KANSAS CITY — If Texas stands head-and-shoulder pads above all Big 12 foes by December, it will largely result from the foundation that Longhorns say has already been laid this summer.
Players and coaches continue to emphasize the importance of voluntary summer workouts to a team’s success, not just in terms of establishing the timing between quarterbacks and receivers but also the chemistry between teammates. How important is it? Texas did not enter two-a-days the past two seasons with the kind of team chemistry that was evident on the two Rose Bowl teams, head coach Mack Brown observed on a number of occasions. Although consecutive 10-3 seasons is no reason for Gabriel to blow his horn, it was the team’s uninspired and underachieving effort in last season’s losses that resulted in a greater commitment to intangibles such as camaraderie and the type of family atmosphere that Brown stressed. If players don’t know each other on week days, some said, then they don’t trust each other on Game Day.

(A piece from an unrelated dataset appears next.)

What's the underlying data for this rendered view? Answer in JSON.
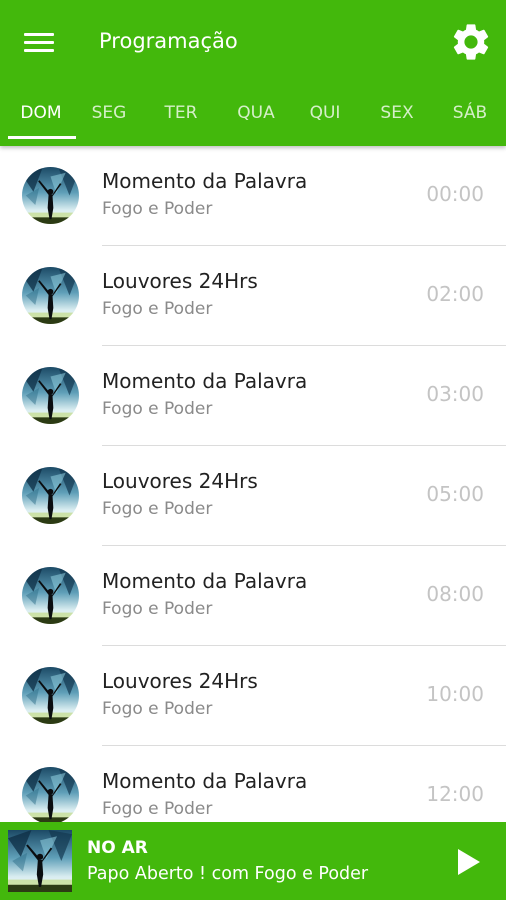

Brown met with team leaders Colt McCoy, Brian Orakpo and Quan Cosby for supper Tuesday night during the annual Big 12 Conference Football Media Days.
“They said the workouts were at least the best we’ve had since 2005,” Brown reported. “They said that Coach (Jeff) Madden, our strength coach, has really pushed them hard.”
Last summer, Texas players were about as likely to become familiar with each other through an arrest report than on a practice field. Since then, a program that uncharacteristically had 11 athletes run afoul of the law between the BCS national championship game and late last summer has not had single player in legal trouble during this offseason.
“I can’t say enough about how good our spring was and how good this summer has been” said QB Colt McCoy. “We’ve been practicing seven-on-sevens. We’ve had conditioning workouts. And nobody has missed. Our team is closer now. We’re playing together more than we ever have since I’ve been here. We’re hanging out, on and off the field. We’re staying out of trouble. We’ve seen a lot of good things. Hopefully, we’ll see that carry over into the season.”
The fact that McCoy enters his third season as the undisputed starting quarterback is a tremendous asset, given the simple fact that leadership is typically expected from his position. It was nearly impossible for McCoy to flex a leadership muscle two summers ago when Texas returned no starting QB with game-day experience. A couple of critical injuries in 2007 — SE Limas Sweed and DE Brian Orakpo — robbed Texas of natural leaders on both sides of the ball.
“When you’ve played for two years,” McCoy told Inside Texas, “you’re going to be in a leadership position right there. There’s a lot of young talent coming in, looking up to somebody and looking to somebody. It’s easy to be in that leadership position. I’ve grown so much and we have a great group of seniors. Most of the seniors we have right now have played for three years. They young guys coming in look up to them. They think, ‘Wow, they’ve played for two or three years. They know what it’s like.’ We’ve taken everybody under our wing and have just come together. That’s going to become more important the closer we get to the season and especially when we enter the season.”
and K-State The team’s general lack of passion and urgency — not only in losses to A&M but also in close calls against Arkansas State, Central Florida and Oklahoma State — was so personally disappointing to Orakpo that he vowed to serve this summer as a mentor for young players and as a de facto social chairman for all current Horns.
“I’ve taken guys under my wing,” said Orakpo. “A lot of the new guys are homesick. They want to be home with their families. They aren’t seeing their moms or dads as much, so we (upperclassmen) have to show these younger guys that we’re here for them. We want them to know that we’re just like them and we’re not here to hurt them. We helped them to see it’s not that bad being on your own for the first time. A lot of the older guys and myself have tried to really help them. We’re all friends and we’re all family.”
There was a noted lack of vocal leadership the past two seasons. Part of the reason, coaches said, was that former seniors like Sweed and DT Frank Okam were quieter, lead-by-example types. Now, several of the underclassmen have started to assume leadership roles, Okam noted.
“We have more guys who are being more vocal,” Orakpo said. “The guys are more comfortable with each other. You can already see the transition from where we used to be and where we are now. It really helps our camaraderie and that can really help us this year.”
August Camps is slated to begin August 3.